### The task
For the data that follows, return each line unchanged and drop the pictures.

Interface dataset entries

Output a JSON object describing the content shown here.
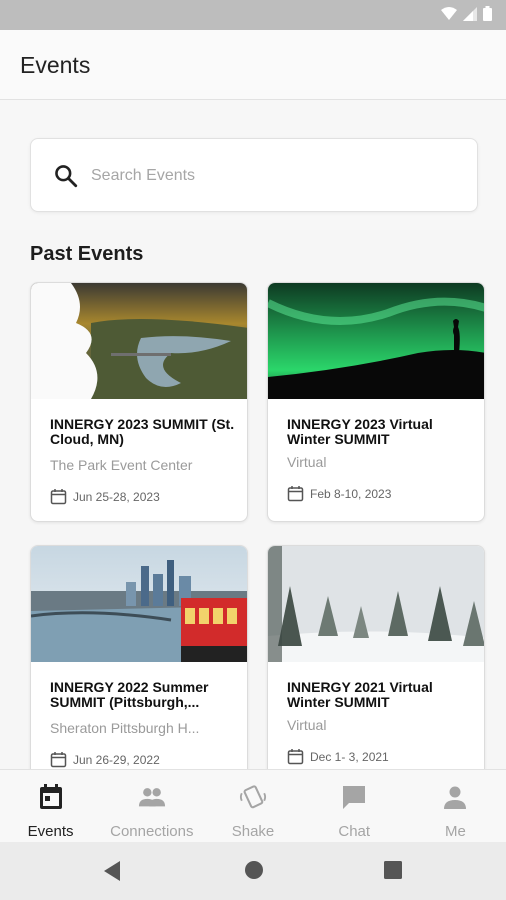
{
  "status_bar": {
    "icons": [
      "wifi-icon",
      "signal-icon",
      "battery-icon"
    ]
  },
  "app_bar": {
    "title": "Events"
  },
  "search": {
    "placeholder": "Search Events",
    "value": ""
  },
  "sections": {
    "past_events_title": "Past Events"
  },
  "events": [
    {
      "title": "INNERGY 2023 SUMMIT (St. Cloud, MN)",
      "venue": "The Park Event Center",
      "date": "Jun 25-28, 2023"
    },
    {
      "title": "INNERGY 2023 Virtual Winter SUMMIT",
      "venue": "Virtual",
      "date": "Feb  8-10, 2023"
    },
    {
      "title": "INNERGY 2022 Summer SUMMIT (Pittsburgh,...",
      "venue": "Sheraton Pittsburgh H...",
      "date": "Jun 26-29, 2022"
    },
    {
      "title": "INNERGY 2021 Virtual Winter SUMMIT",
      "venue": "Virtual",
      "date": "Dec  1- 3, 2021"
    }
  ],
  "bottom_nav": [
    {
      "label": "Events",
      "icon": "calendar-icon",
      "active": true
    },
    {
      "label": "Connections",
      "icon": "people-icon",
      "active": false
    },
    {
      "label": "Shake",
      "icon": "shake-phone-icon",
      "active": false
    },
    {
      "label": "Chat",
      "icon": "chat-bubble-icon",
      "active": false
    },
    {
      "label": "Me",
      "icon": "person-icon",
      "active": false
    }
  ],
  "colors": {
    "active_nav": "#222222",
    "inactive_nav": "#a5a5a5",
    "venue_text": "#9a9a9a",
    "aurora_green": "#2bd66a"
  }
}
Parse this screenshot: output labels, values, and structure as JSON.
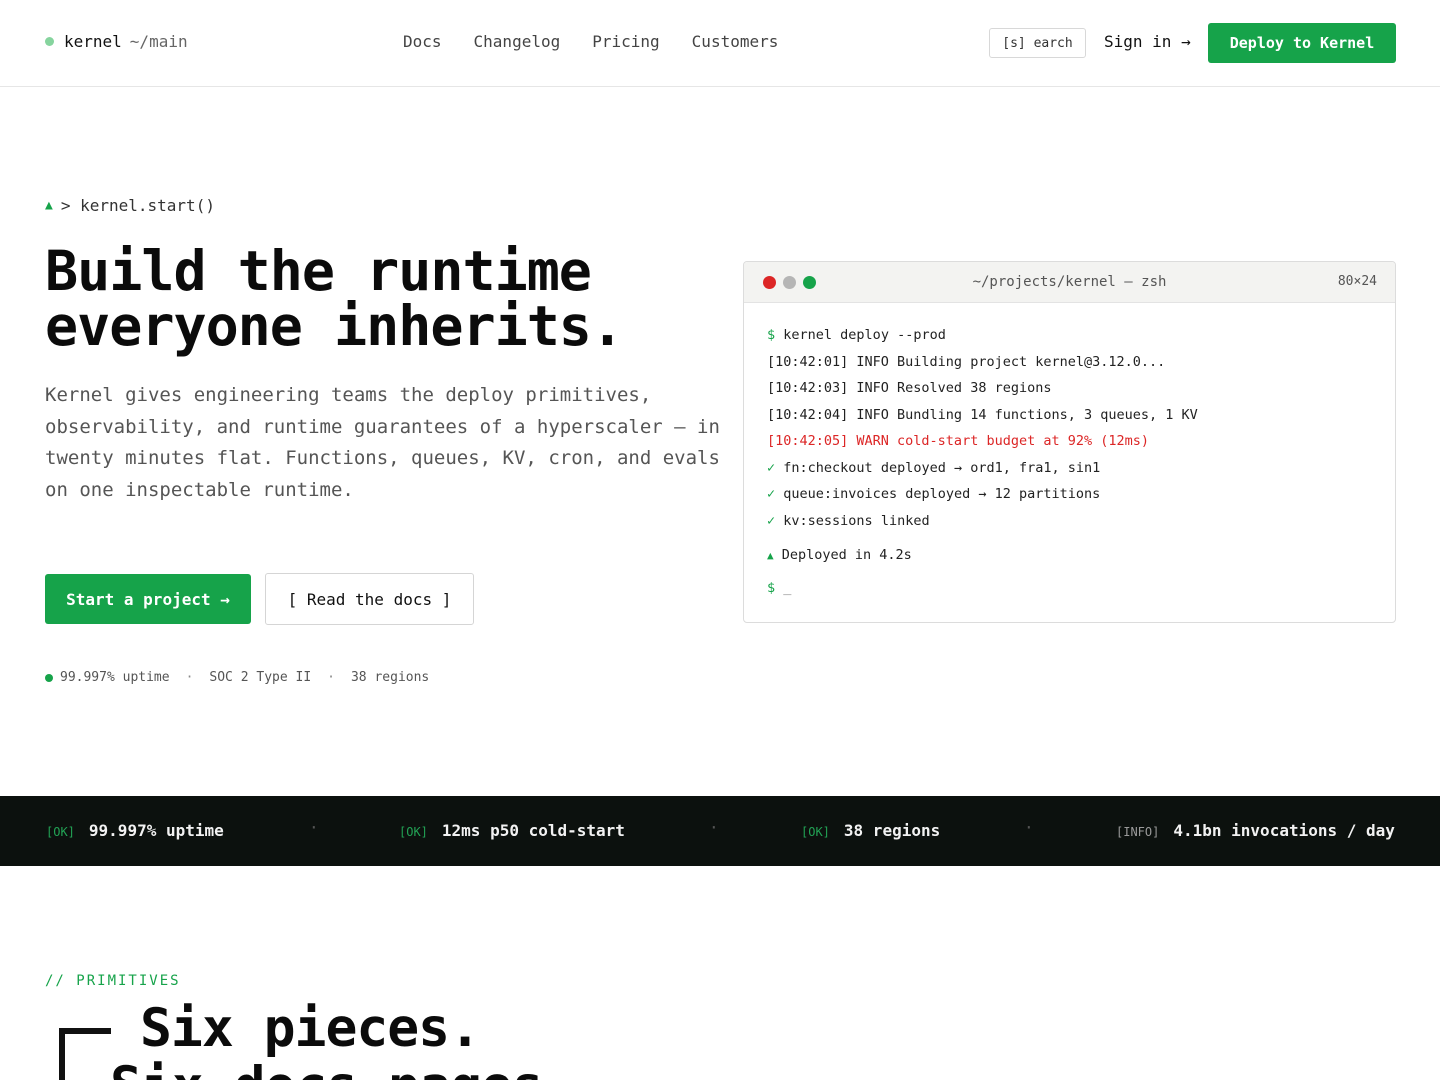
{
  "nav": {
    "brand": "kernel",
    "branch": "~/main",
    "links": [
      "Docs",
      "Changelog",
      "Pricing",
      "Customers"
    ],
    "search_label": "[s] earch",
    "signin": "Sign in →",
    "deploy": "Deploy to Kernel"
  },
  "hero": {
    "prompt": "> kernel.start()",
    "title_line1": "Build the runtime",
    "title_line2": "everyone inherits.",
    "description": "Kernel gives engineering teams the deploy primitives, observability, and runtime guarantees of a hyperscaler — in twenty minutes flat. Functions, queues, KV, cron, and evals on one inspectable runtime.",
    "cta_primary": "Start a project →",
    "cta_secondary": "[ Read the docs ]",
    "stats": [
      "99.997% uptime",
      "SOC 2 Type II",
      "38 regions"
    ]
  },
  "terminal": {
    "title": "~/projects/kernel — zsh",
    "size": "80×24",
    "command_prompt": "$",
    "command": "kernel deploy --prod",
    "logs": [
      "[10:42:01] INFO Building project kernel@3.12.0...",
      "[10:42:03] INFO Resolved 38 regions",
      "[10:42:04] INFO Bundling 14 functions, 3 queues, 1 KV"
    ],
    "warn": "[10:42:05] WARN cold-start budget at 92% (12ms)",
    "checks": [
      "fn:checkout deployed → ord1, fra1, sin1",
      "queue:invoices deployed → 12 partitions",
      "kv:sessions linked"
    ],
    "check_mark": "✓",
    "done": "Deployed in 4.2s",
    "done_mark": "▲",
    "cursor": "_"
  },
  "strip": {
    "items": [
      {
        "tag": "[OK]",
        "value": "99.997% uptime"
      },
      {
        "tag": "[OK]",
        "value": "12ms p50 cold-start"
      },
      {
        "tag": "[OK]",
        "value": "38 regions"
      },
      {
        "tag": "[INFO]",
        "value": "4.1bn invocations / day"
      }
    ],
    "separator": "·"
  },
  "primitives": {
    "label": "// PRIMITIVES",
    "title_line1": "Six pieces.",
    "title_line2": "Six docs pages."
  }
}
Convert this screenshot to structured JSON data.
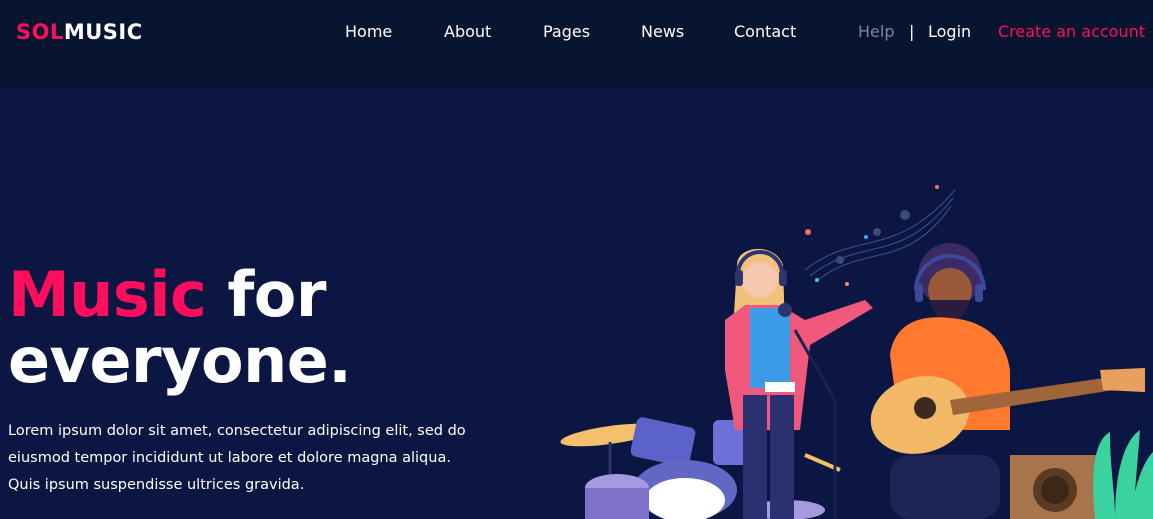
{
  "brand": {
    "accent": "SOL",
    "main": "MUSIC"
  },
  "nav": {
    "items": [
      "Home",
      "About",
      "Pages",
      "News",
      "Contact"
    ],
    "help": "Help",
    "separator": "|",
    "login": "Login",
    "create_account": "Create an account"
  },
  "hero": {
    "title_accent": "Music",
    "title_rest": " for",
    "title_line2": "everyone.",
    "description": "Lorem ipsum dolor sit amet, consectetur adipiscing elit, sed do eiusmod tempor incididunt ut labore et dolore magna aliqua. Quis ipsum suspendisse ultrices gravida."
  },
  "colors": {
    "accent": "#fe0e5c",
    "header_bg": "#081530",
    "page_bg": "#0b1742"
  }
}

### Solution
Output a JSON object describing the content shown here.
{
  "status_bar": {
    "icons": [
      "wifi-icon",
      "signal-icon",
      "battery-icon"
    ]
  },
  "app_bar": {
    "title": "Events"
  },
  "search": {
    "placeholder": "Search Events",
    "value": ""
  },
  "sections": {
    "past_events_title": "Past Events"
  },
  "events": [
    {
      "title": "INNERGY 2023 SUMMIT (St. Cloud, MN)",
      "venue": "The Park Event Center",
      "date": "Jun 25-28, 2023"
    },
    {
      "title": "INNERGY 2023 Virtual Winter SUMMIT",
      "venue": "Virtual",
      "date": "Feb  8-10, 2023"
    },
    {
      "title": "INNERGY 2022 Summer SUMMIT (Pittsburgh,...",
      "venue": "Sheraton Pittsburgh H...",
      "date": "Jun 26-29, 2022"
    },
    {
      "title": "INNERGY 2021 Virtual Winter SUMMIT",
      "venue": "Virtual",
      "date": "Dec  1- 3, 2021"
    }
  ],
  "bottom_nav": [
    {
      "label": "Events",
      "icon": "calendar-icon",
      "active": true
    },
    {
      "label": "Connections",
      "icon": "people-icon",
      "active": false
    },
    {
      "label": "Shake",
      "icon": "shake-phone-icon",
      "active": false
    },
    {
      "label": "Chat",
      "icon": "chat-bubble-icon",
      "active": false
    },
    {
      "label": "Me",
      "icon": "person-icon",
      "active": false
    }
  ],
  "colors": {
    "active_nav": "#222222",
    "inactive_nav": "#a5a5a5",
    "venue_text": "#9a9a9a",
    "aurora_green": "#2bd66a"
  }
}
Parse this screenshot: output labels, values, and structure as JSON.
{
  "nav": {
    "brand": "kernel",
    "branch": "~/main",
    "links": [
      "Docs",
      "Changelog",
      "Pricing",
      "Customers"
    ],
    "search_label": "[s] earch",
    "signin": "Sign in →",
    "deploy": "Deploy to Kernel"
  },
  "hero": {
    "prompt": "> kernel.start()",
    "title_line1": "Build the runtime",
    "title_line2": "everyone inherits.",
    "description": "Kernel gives engineering teams the deploy primitives, observability, and runtime guarantees of a hyperscaler — in twenty minutes flat. Functions, queues, KV, cron, and evals on one inspectable runtime.",
    "cta_primary": "Start a project →",
    "cta_secondary": "[ Read the docs ]",
    "stats": [
      "99.997% uptime",
      "SOC 2 Type II",
      "38 regions"
    ]
  },
  "terminal": {
    "title": "~/projects/kernel — zsh",
    "size": "80×24",
    "command_prompt": "$",
    "command": "kernel deploy --prod",
    "logs": [
      "[10:42:01] INFO Building project kernel@3.12.0...",
      "[10:42:03] INFO Resolved 38 regions",
      "[10:42:04] INFO Bundling 14 functions, 3 queues, 1 KV"
    ],
    "warn": "[10:42:05] WARN cold-start budget at 92% (12ms)",
    "checks": [
      "fn:checkout deployed → ord1, fra1, sin1",
      "queue:invoices deployed → 12 partitions",
      "kv:sessions linked"
    ],
    "check_mark": "✓",
    "done": "Deployed in 4.2s",
    "done_mark": "▲",
    "cursor": "_"
  },
  "strip": {
    "items": [
      {
        "tag": "[OK]",
        "value": "99.997% uptime"
      },
      {
        "tag": "[OK]",
        "value": "12ms p50 cold-start"
      },
      {
        "tag": "[OK]",
        "value": "38 regions"
      },
      {
        "tag": "[INFO]",
        "value": "4.1bn invocations / day"
      }
    ],
    "separator": "·"
  },
  "primitives": {
    "label": "// PRIMITIVES",
    "title_line1": "Six pieces.",
    "title_line2": "Six docs pages."
  }
}
Convert this screenshot to structured JSON data.
{
  "brand": {
    "accent": "SOL",
    "main": "MUSIC"
  },
  "nav": {
    "items": [
      "Home",
      "About",
      "Pages",
      "News",
      "Contact"
    ],
    "help": "Help",
    "separator": "|",
    "login": "Login",
    "create_account": "Create an account"
  },
  "hero": {
    "title_accent": "Music",
    "title_rest": " for",
    "title_line2": "everyone.",
    "description": "Lorem ipsum dolor sit amet, consectetur adipiscing elit, sed do eiusmod tempor incididunt ut labore et dolore magna aliqua. Quis ipsum suspendisse ultrices gravida."
  },
  "colors": {
    "accent": "#fe0e5c",
    "header_bg": "#081530",
    "page_bg": "#0b1742"
  }
}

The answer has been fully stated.